Category: Eating Disorders
It is estimated that there is an 18-fold increase in the risk for bulimic symptoms during college (Lofrano-Prado et al., 2015). Bulimic symptoms are associated with numerous negative consequences, including an increased risk for mortality and comorbid psychiatric disorders. Problematic alcohol use is one of the most prevalent co-occurring disorders, with co-occurrence rates among community samples ranging from 31% to 43% (Dunn et al., 2002). Further, women with bulimic symptoms are more likely to report problematic alcohol use compared to women with no history of disordered eating (Dyck & Reist, 2011). Given this high comorbidity, research has attempted to elucidate factors that might moderate the relationship between bulimic symptoms and problematic alcohol use. Emotion dysregulation is a robust correlate of bulimic symptoms and problematic alcohol use, and it is posited that individuals with bulimic symptoms engage in maladaptive behaviors, such as alcohol use, to cope with negative affect (Stice et al., 1998). Thus, women with bulimic symptoms who experience greater emotion dysregulation might be at an increased risk for problematic alcohol use. However, no known research has examined this hypothesis. In the current study it was hypothesized that bulimic symptoms would be related to problematic alcohol use at high, but not low, levels of emotion dysregulation.

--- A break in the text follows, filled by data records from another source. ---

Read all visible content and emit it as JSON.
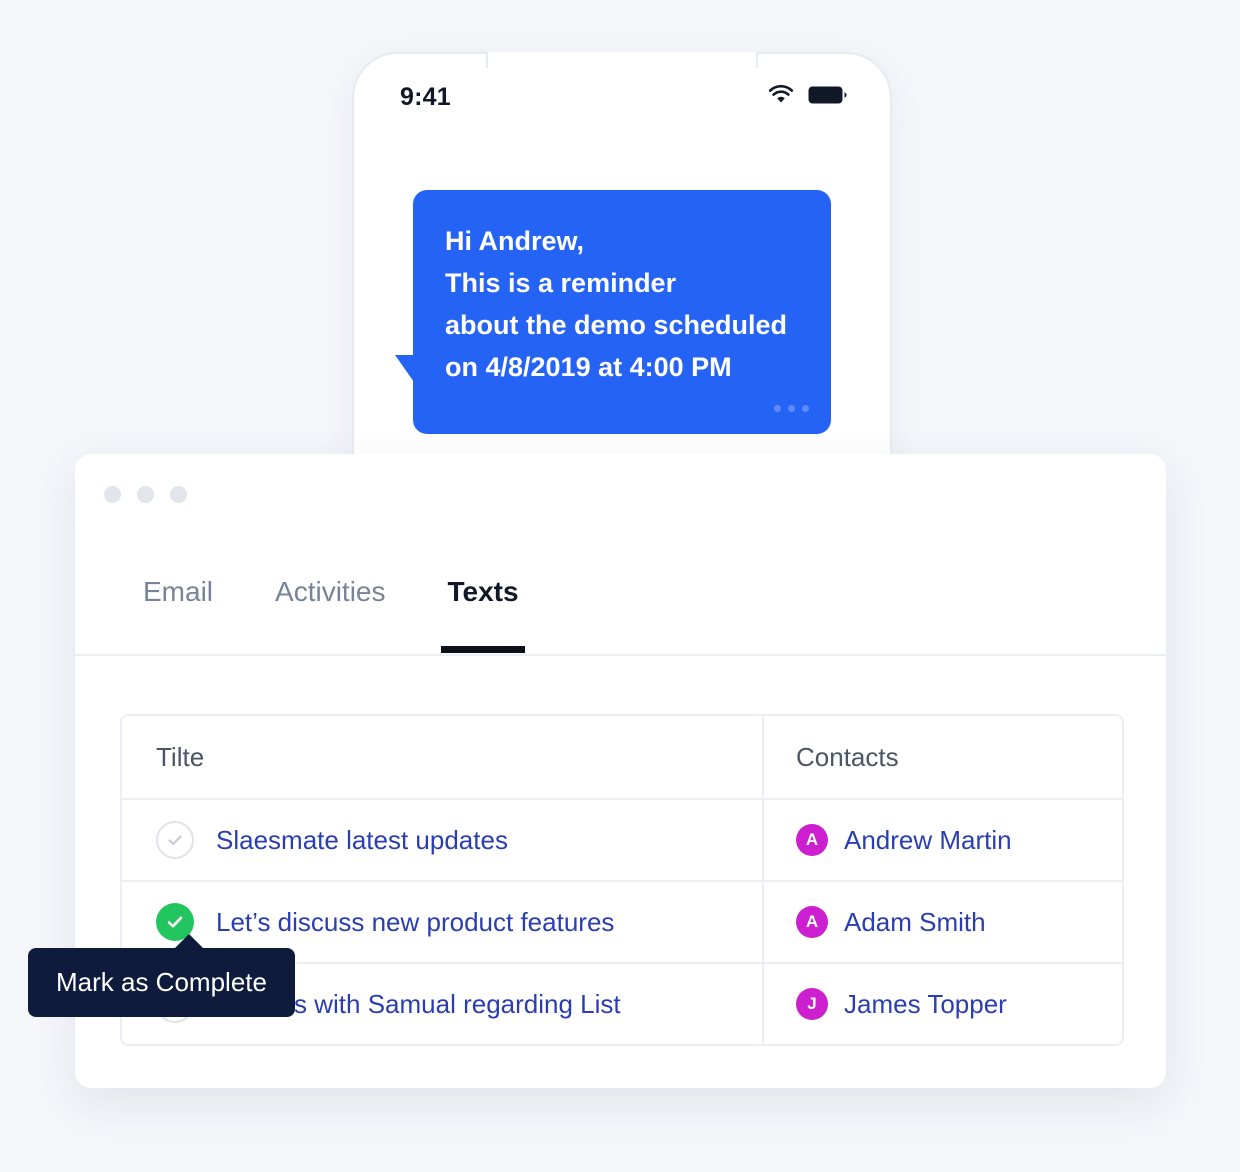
{
  "phone": {
    "status_time": "9:41",
    "wifi_icon": "wifi-icon",
    "battery_icon": "battery-full-icon",
    "message": {
      "lines": [
        "Hi Andrew,",
        "This is a reminder",
        "about the demo scheduled",
        "on 4/8/2019 at 4:00 PM"
      ],
      "bubble_color": "#2563f5",
      "typing_dots": "more-dots-icon"
    }
  },
  "card": {
    "window_controls": [
      "dot-1",
      "dot-2",
      "dot-3"
    ],
    "tabs": [
      {
        "label": "Email",
        "active": false
      },
      {
        "label": "Activities",
        "active": false
      },
      {
        "label": "Texts",
        "active": true
      }
    ],
    "table": {
      "columns": [
        "Tilte",
        "Contacts"
      ],
      "rows": [
        {
          "completed": false,
          "title": "Slaesmate latest updates",
          "contact": "Andrew Martin",
          "initial": "A"
        },
        {
          "completed": true,
          "title": "Let’s discuss new product features",
          "contact": "Adam Smith",
          "initial": "A"
        },
        {
          "completed": false,
          "title": "Discuss with Samual regarding List",
          "contact": "James Topper",
          "initial": "J"
        }
      ]
    }
  },
  "tooltip": {
    "label": "Mark as Complete",
    "background": "#0e1b3d"
  },
  "colors": {
    "page_background": "#f4f6fa",
    "accent_blue": "#2563f5",
    "link_blue": "#2a3eb1",
    "avatar_magenta": "#cc1fd0",
    "check_green": "#22c55e"
  }
}
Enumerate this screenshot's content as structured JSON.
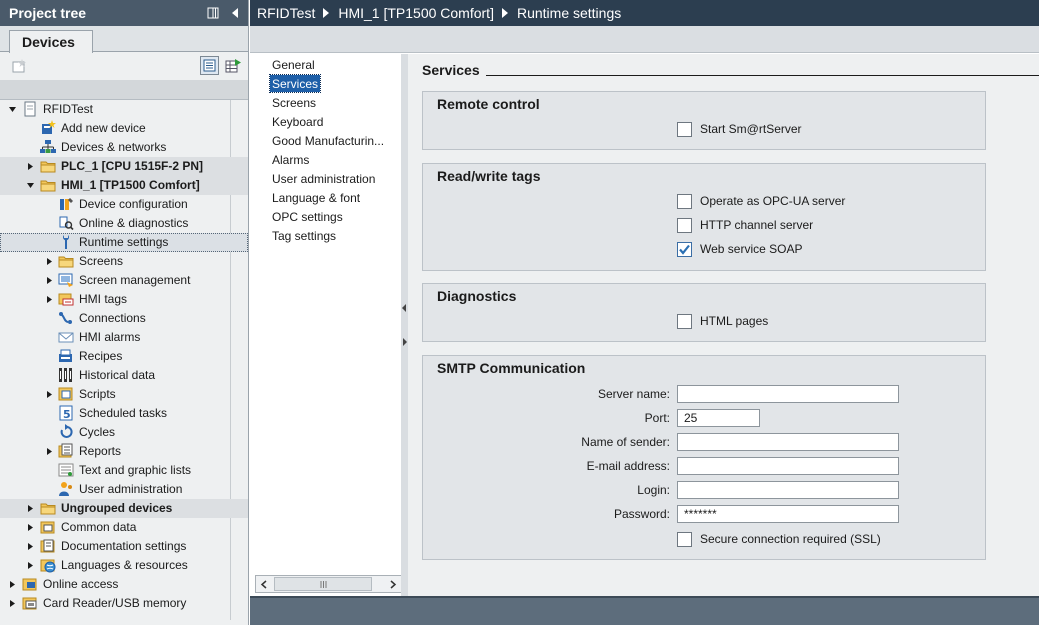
{
  "project_tree": {
    "title": "Project tree",
    "tab_label": "Devices",
    "items": [
      {
        "label": "RFIDTest",
        "level": 0,
        "chevron": "down",
        "icon": "project-icon",
        "bold": false
      },
      {
        "label": "Add new device",
        "level": 1,
        "chevron": "none",
        "icon": "add-device-icon",
        "bold": false
      },
      {
        "label": "Devices & networks",
        "level": 1,
        "chevron": "none",
        "icon": "network-icon",
        "bold": false
      },
      {
        "label": "PLC_1 [CPU 1515F-2 PN]",
        "level": 1,
        "chevron": "right",
        "icon": "folder-icon",
        "bold": true
      },
      {
        "label": "HMI_1 [TP1500 Comfort]",
        "level": 1,
        "chevron": "down",
        "icon": "folder-icon",
        "bold": true
      },
      {
        "label": "Device configuration",
        "level": 2,
        "chevron": "none",
        "icon": "device-config-icon",
        "bold": false
      },
      {
        "label": "Online & diagnostics",
        "level": 2,
        "chevron": "none",
        "icon": "diagnostics-icon",
        "bold": false
      },
      {
        "label": "Runtime settings",
        "level": 2,
        "chevron": "none",
        "icon": "runtime-settings-icon",
        "bold": false,
        "selected": true
      },
      {
        "label": "Screens",
        "level": 2,
        "chevron": "right",
        "icon": "folder-icon",
        "bold": false
      },
      {
        "label": "Screen management",
        "level": 2,
        "chevron": "right",
        "icon": "screen-management-icon",
        "bold": false
      },
      {
        "label": "HMI tags",
        "level": 2,
        "chevron": "right",
        "icon": "tags-icon",
        "bold": false
      },
      {
        "label": "Connections",
        "level": 2,
        "chevron": "none",
        "icon": "connections-icon",
        "bold": false
      },
      {
        "label": "HMI alarms",
        "level": 2,
        "chevron": "none",
        "icon": "alarms-icon",
        "bold": false
      },
      {
        "label": "Recipes",
        "level": 2,
        "chevron": "none",
        "icon": "recipes-icon",
        "bold": false
      },
      {
        "label": "Historical data",
        "level": 2,
        "chevron": "none",
        "icon": "historical-data-icon",
        "bold": false
      },
      {
        "label": "Scripts",
        "level": 2,
        "chevron": "right",
        "icon": "scripts-icon",
        "bold": false
      },
      {
        "label": "Scheduled tasks",
        "level": 2,
        "chevron": "none",
        "icon": "scheduled-tasks-icon",
        "bold": false
      },
      {
        "label": "Cycles",
        "level": 2,
        "chevron": "none",
        "icon": "cycles-icon",
        "bold": false
      },
      {
        "label": "Reports",
        "level": 2,
        "chevron": "right",
        "icon": "reports-icon",
        "bold": false
      },
      {
        "label": "Text and graphic lists",
        "level": 2,
        "chevron": "none",
        "icon": "text-lists-icon",
        "bold": false
      },
      {
        "label": "User administration",
        "level": 2,
        "chevron": "none",
        "icon": "users-icon",
        "bold": false
      },
      {
        "label": "Ungrouped devices",
        "level": 1,
        "chevron": "right",
        "icon": "folder-icon",
        "bold": true
      },
      {
        "label": "Common data",
        "level": 1,
        "chevron": "right",
        "icon": "common-data-icon",
        "bold": false
      },
      {
        "label": "Documentation settings",
        "level": 1,
        "chevron": "right",
        "icon": "documentation-icon",
        "bold": false
      },
      {
        "label": "Languages & resources",
        "level": 1,
        "chevron": "right",
        "icon": "languages-icon",
        "bold": false
      },
      {
        "label": "Online access",
        "level": 0,
        "chevron": "right",
        "icon": "online-access-icon",
        "bold": false
      },
      {
        "label": "Card Reader/USB memory",
        "level": 0,
        "chevron": "right",
        "icon": "card-reader-icon",
        "bold": false
      }
    ]
  },
  "breadcrumb": [
    "RFIDTest",
    "HMI_1 [TP1500 Comfort]",
    "Runtime settings"
  ],
  "nav": {
    "items": [
      "General",
      "Services",
      "Screens",
      "Keyboard",
      "Good Manufacturin...",
      "Alarms",
      "User administration",
      "Language & font",
      "OPC settings",
      "Tag settings"
    ],
    "active": "Services"
  },
  "services": {
    "title": "Services",
    "remote_control": {
      "title": "Remote control",
      "start_smartserver": {
        "label": "Start Sm@rtServer",
        "checked": false
      }
    },
    "read_write_tags": {
      "title": "Read/write tags",
      "opc_ua": {
        "label": " Operate as OPC-UA server",
        "checked": false
      },
      "http_channel": {
        "label": "HTTP channel server",
        "checked": false
      },
      "soap": {
        "label": "Web service SOAP",
        "checked": true
      }
    },
    "diagnostics": {
      "title": "Diagnostics",
      "html_pages": {
        "label": "HTML pages",
        "checked": false
      }
    },
    "smtp": {
      "title": "SMTP Communication",
      "server_name_label": "Server name:",
      "server_name_value": "",
      "port_label": "Port:",
      "port_value": "25",
      "sender_label": "Name of sender:",
      "sender_value": "",
      "email_label": "E-mail address:",
      "email_value": "",
      "login_label": "Login:",
      "login_value": "",
      "password_label": "Password:",
      "password_value": "*******",
      "ssl": {
        "label": "Secure connection required (SSL)",
        "checked": false
      }
    }
  },
  "colors": {
    "breadcrumb_bg": "#2c3e50",
    "tree_header_bg": "#4a5a6a",
    "nav_active": "#1e5fa8",
    "checkbox_check": "#2a6fb3"
  }
}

The current study included cross-sectional data from 132 women enrolled at a large southeastern university. Bulimic Symptoms were assessed with the Eating Disorder Examination Questionnaire (EDEQ; Fairburn & Beglin, 1994) total score; emotion dysregulation was assessed with the Difficulties in Emotion Regulation Scale (DERS; Gratz, 2004) total score; and alcohol use and problems was assessed with the Alcohol Use Disorders Identification Test (AUDIT; Saunders et al., 1993).
In order to examine whether different levels of emotion regulation influenced the relationship between bulimic symptoms and problematic alcohol use, hierarchical multiple regression using Hayes’ and Matthes’ (2009) macro for SPSS was utilized. Moderation analysis indicated that

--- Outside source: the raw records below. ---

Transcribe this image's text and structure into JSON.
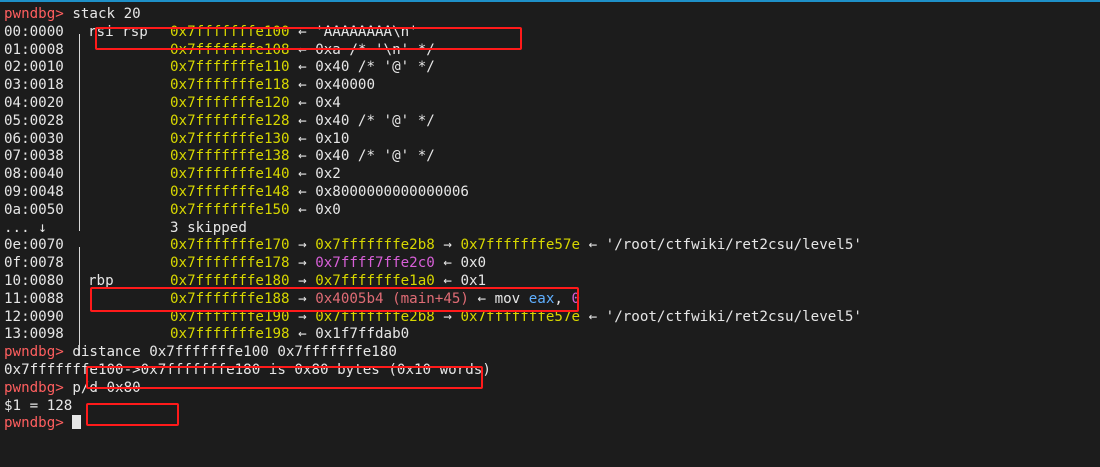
{
  "prompt": "pwndbg>",
  "commands": {
    "stack": "stack 20",
    "distance": "distance 0x7fffffffe100 0x7fffffffe180",
    "print": "p/d 0x80"
  },
  "stack_rows": [
    {
      "offset": "00:0000",
      "reg": "rsi rsp",
      "addr": "0x7fffffffe100",
      "a1": " ← ",
      "val": "'AAAAAAAA\\n'",
      "valc": "w"
    },
    {
      "offset": "01:0008",
      "reg": "",
      "addr": "0x7fffffffe108",
      "a1": " ← ",
      "val": "0xa /* '\\n' */",
      "valc": "w"
    },
    {
      "offset": "02:0010",
      "reg": "",
      "addr": "0x7fffffffe110",
      "a1": " ← ",
      "val": "0x40 /* '@' */",
      "valc": "w"
    },
    {
      "offset": "03:0018",
      "reg": "",
      "addr": "0x7fffffffe118",
      "a1": " ← ",
      "val": "0x40000",
      "valc": "w"
    },
    {
      "offset": "04:0020",
      "reg": "",
      "addr": "0x7fffffffe120",
      "a1": " ← ",
      "val": "0x4",
      "valc": "w"
    },
    {
      "offset": "05:0028",
      "reg": "",
      "addr": "0x7fffffffe128",
      "a1": " ← ",
      "val": "0x40 /* '@' */",
      "valc": "w"
    },
    {
      "offset": "06:0030",
      "reg": "",
      "addr": "0x7fffffffe130",
      "a1": " ← ",
      "val": "0x10",
      "valc": "w"
    },
    {
      "offset": "07:0038",
      "reg": "",
      "addr": "0x7fffffffe138",
      "a1": " ← ",
      "val": "0x40 /* '@' */",
      "valc": "w"
    },
    {
      "offset": "08:0040",
      "reg": "",
      "addr": "0x7fffffffe140",
      "a1": " ← ",
      "val": "0x2",
      "valc": "w"
    },
    {
      "offset": "09:0048",
      "reg": "",
      "addr": "0x7fffffffe148",
      "a1": " ← ",
      "val": "0x8000000000000006",
      "valc": "w"
    },
    {
      "offset": "0a:0050",
      "reg": "",
      "addr": "0x7fffffffe150",
      "a1": " ← ",
      "val": "0x0",
      "valc": "w"
    }
  ],
  "skipped": {
    "marker": "... ↓",
    "text": "3 skipped"
  },
  "stack_rows2": [
    {
      "offset": "0e:0070",
      "reg": "",
      "addr": "0x7fffffffe170",
      "a1": " → ",
      "v1": "0x7fffffffe2b8",
      "v1c": "y",
      "a2": " → ",
      "v2": "0x7fffffffe57e",
      "v2c": "y",
      "a3": " ← ",
      "v3": "'/root/ctfwiki/ret2csu/level5'",
      "v3c": "w"
    },
    {
      "offset": "0f:0078",
      "reg": "",
      "addr": "0x7fffffffe178",
      "a1": " → ",
      "v1": "0x7ffff7ffe2c0",
      "v1c": "m",
      "a2": " ← ",
      "v2": "0x0",
      "v2c": "w",
      "a3": "",
      "v3": "",
      "v3c": "w"
    },
    {
      "offset": "10:0080",
      "reg": "rbp",
      "addr": "0x7fffffffe180",
      "a1": " → ",
      "v1": "0x7fffffffe1a0",
      "v1c": "y",
      "a2": " ← ",
      "v2": "0x1",
      "v2c": "w",
      "a3": "",
      "v3": "",
      "v3c": "w"
    },
    {
      "offset": "11:0088",
      "reg": "",
      "addr": "0x7fffffffe188",
      "a1": " → ",
      "v1": "0x4005b4 (main+45)",
      "v1c": "r",
      "a2": " ← ",
      "v2": "mov",
      "v2c": "w",
      "a3": " ",
      "v3": "eax",
      "v3c": "b",
      "a4": ", ",
      "v4": "0",
      "v4c": "m"
    },
    {
      "offset": "12:0090",
      "reg": "",
      "addr": "0x7fffffffe190",
      "a1": " → ",
      "v1": "0x7fffffffe2b8",
      "v1c": "y",
      "a2": " → ",
      "v2": "0x7fffffffe57e",
      "v2c": "y",
      "a3": " ← ",
      "v3": "'/root/ctfwiki/ret2csu/level5'",
      "v3c": "w"
    },
    {
      "offset": "13:0098",
      "reg": "",
      "addr": "0x7fffffffe198",
      "a1": " ← ",
      "v1": "0x1f7ffdab0",
      "v1c": "w",
      "a2": "",
      "v2": "",
      "v2c": "w",
      "a3": "",
      "v3": "",
      "v3c": "w"
    }
  ],
  "distance_output": "0x7fffffffe100->0x7fffffffe180 is 0x80 bytes (0x10 words)",
  "print_output": "$1 = 128",
  "colors": {
    "background": "#1c1c1c",
    "prompt": "#ff5f5f",
    "address": "#d7d700",
    "highlight_box": "#ff1a1a"
  }
}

the interaction between bulimic symptoms and emotion dysregulation predicting problematic alcohol use was significant (ΔR2 = .02 with the addition of the interaction term). At high levels of emotion dysregulation, bulimic symptoms predicted problematic alcohol use (B = .05, p = .03); however, at low levels of emotion dysregulation this relationship was no longer significant (B = -.03, p = .20).
Results indicate that enhancing emotion regulation skills among college students, particularly among students with bulimic symptoms and/or problematic alcohol use, may be warranted. Implications for treatment and prevention will be discussed.

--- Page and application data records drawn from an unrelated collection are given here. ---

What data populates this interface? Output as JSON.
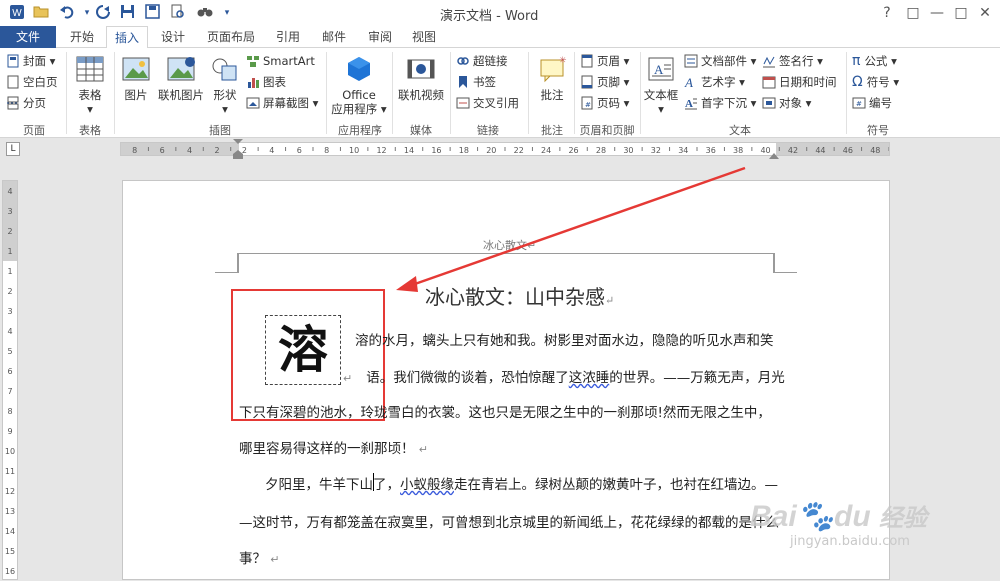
{
  "window": {
    "title": "演示文档 - Word",
    "controls": [
      "?",
      "□",
      "—",
      "□",
      "✕"
    ]
  },
  "tabs": [
    "文件",
    "开始",
    "插入",
    "设计",
    "页面布局",
    "引用",
    "邮件",
    "审阅",
    "视图"
  ],
  "ribbon": {
    "pages": {
      "label": "页面",
      "items": [
        "封面",
        "空白页",
        "分页"
      ]
    },
    "tables": {
      "label": "表格",
      "item": "表格"
    },
    "illustrations": {
      "label": "插图",
      "items": [
        "图片",
        "联机图片",
        "形状"
      ],
      "small": [
        "SmartArt",
        "图表",
        "屏幕截图"
      ]
    },
    "apps": {
      "label": "应用程序",
      "item_line1": "Office",
      "item_line2": "应用程序"
    },
    "media": {
      "label": "媒体",
      "item": "联机视频"
    },
    "links": {
      "label": "链接",
      "items": [
        "超链接",
        "书签",
        "交叉引用"
      ]
    },
    "comments": {
      "label": "批注",
      "item": "批注"
    },
    "header_footer": {
      "label": "页眉和页脚",
      "items": [
        "页眉",
        "页脚",
        "页码"
      ]
    },
    "text": {
      "label": "文本",
      "textbox": "文本框",
      "items": [
        "文档部件",
        "艺术字",
        "首字下沉",
        "签名行",
        "日期和时间",
        "对象"
      ]
    },
    "symbols": {
      "label": "符号",
      "items": [
        "公式",
        "符号",
        "编号"
      ]
    }
  },
  "ruler": {
    "ticks": [
      "8",
      "6",
      "4",
      "2",
      "2",
      "4",
      "6",
      "8",
      "10",
      "12",
      "14",
      "16",
      "18",
      "20",
      "22",
      "24",
      "26",
      "28",
      "30",
      "32",
      "34",
      "36",
      "38",
      "40",
      "42",
      "44",
      "46",
      "48"
    ],
    "vticks": [
      "4",
      "3",
      "2",
      "1",
      "1",
      "2",
      "3",
      "4",
      "5",
      "6",
      "7",
      "8",
      "9",
      "10",
      "11",
      "12",
      "13",
      "14",
      "15",
      "16"
    ],
    "tab_marker": "L"
  },
  "document": {
    "header_text": "冰心散文",
    "heading": "冰心散文：山中杂感",
    "dropcap": "溶",
    "p1_line1": "溶的水月，螭头上只有她和我。树影里对面水边，隐隐的听见水声和笑",
    "p1_line2a": "语。我们微微的谈着，恐怕惊醒了",
    "p1_line2_underlined": "这浓睡",
    "p1_line2b": "的世界。——万籁无声，月光",
    "p1_line3": "下只有深碧的池水，玲珑雪白的衣裳。这也只是无限之生中的一刹那顷!然而无限之生中，",
    "p1_line4": "哪里容易得这样的一刹那顷！",
    "p2_line1a": "夕阳里，牛羊下山了，",
    "p2_line1_underlined": "小蚁般缘",
    "p2_line1b": "走在青岩上。绿树丛颠的嫩黄叶子，也衬在红墙边。—",
    "p2_line2": "—这时节，万有都笼盖在寂寞里，可曾想到北京城里的新闻纸上，花花绿绿的都载的是什么",
    "p2_line3": "事？",
    "para_mark": "↵"
  },
  "watermark": {
    "brand": "Bai",
    "brand2": "du",
    "jingyan": "经验",
    "url": "jingyan.baidu.com"
  },
  "colors": {
    "accent": "#2b579a",
    "annotation": "#e53935"
  }
}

JoAnna Elmquist– Graduate Student, University of Tennessee, Knoxville, Tennessee
Hannah Grigorian– University of Tennessee
Meagan Brem– Graduate Research Assistant, University of Tennessee, Knoxville, Tennessee
Autumn Rae Florimbio– Graduate Research Assistant, University of Tennessee
Ryan Shorey– Assistant Professor, Ohio University, Athens, Ohio
Gregory Stuart– Professor, University of Tennessee